-------- Record excerpts --------
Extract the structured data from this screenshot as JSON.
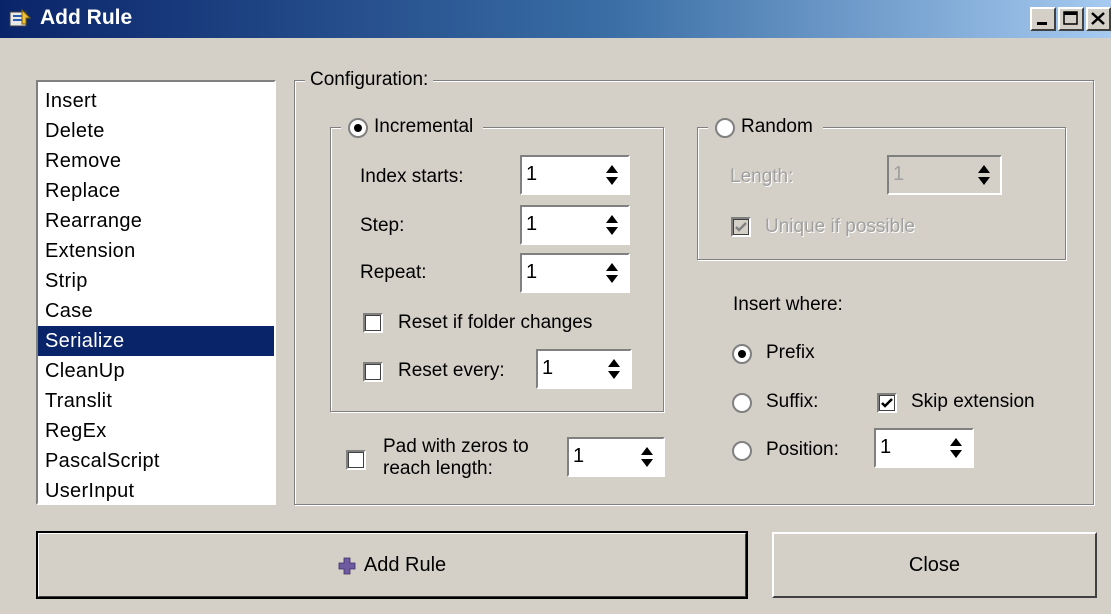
{
  "window": {
    "title": "Add Rule",
    "controls": [
      "minimize-icon",
      "maximize-icon",
      "close-icon"
    ]
  },
  "rule_list": {
    "items": [
      "Insert",
      "Delete",
      "Remove",
      "Replace",
      "Rearrange",
      "Extension",
      "Strip",
      "Case",
      "Serialize",
      "CleanUp",
      "Translit",
      "RegEx",
      "PascalScript",
      "UserInput"
    ],
    "selected": "Serialize"
  },
  "configuration": {
    "label": "Configuration:",
    "incremental": {
      "label": "Incremental",
      "checked": true,
      "index_starts": {
        "label": "Index starts:",
        "value": "1"
      },
      "step": {
        "label": "Step:",
        "value": "1"
      },
      "repeat": {
        "label": "Repeat:",
        "value": "1"
      },
      "reset_folder": {
        "label": "Reset if folder changes",
        "checked": false
      },
      "reset_every": {
        "label": "Reset every:",
        "checked": false,
        "value": "1"
      }
    },
    "random": {
      "label": "Random",
      "checked": false,
      "length": {
        "label": "Length:",
        "value": "1"
      },
      "unique": {
        "label": "Unique if possible",
        "checked": true
      }
    },
    "pad": {
      "label_line1": "Pad with zeros to",
      "label_line2": "reach length:",
      "checked": false,
      "value": "1"
    },
    "insert_where": {
      "label": "Insert where:",
      "prefix": {
        "label": "Prefix",
        "checked": true
      },
      "suffix": {
        "label": "Suffix:",
        "checked": false
      },
      "skip_extension": {
        "label": "Skip extension",
        "checked": true
      },
      "position": {
        "label": "Position:",
        "checked": false,
        "value": "1"
      }
    }
  },
  "buttons": {
    "add_rule": "Add Rule",
    "close": "Close"
  }
}
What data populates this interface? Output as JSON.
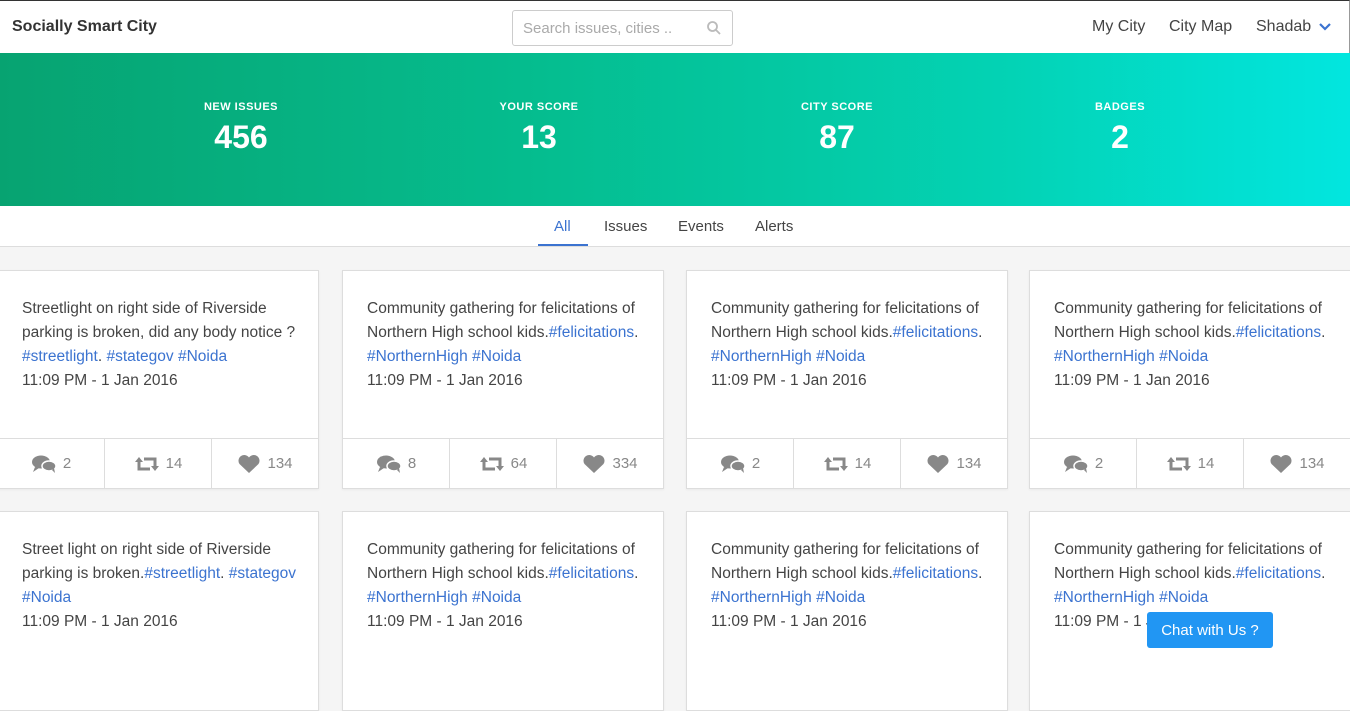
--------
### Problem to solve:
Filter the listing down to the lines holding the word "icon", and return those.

### Finished exercise:
      "minimize-icon",
      "maximize-icon",
      "close-icon"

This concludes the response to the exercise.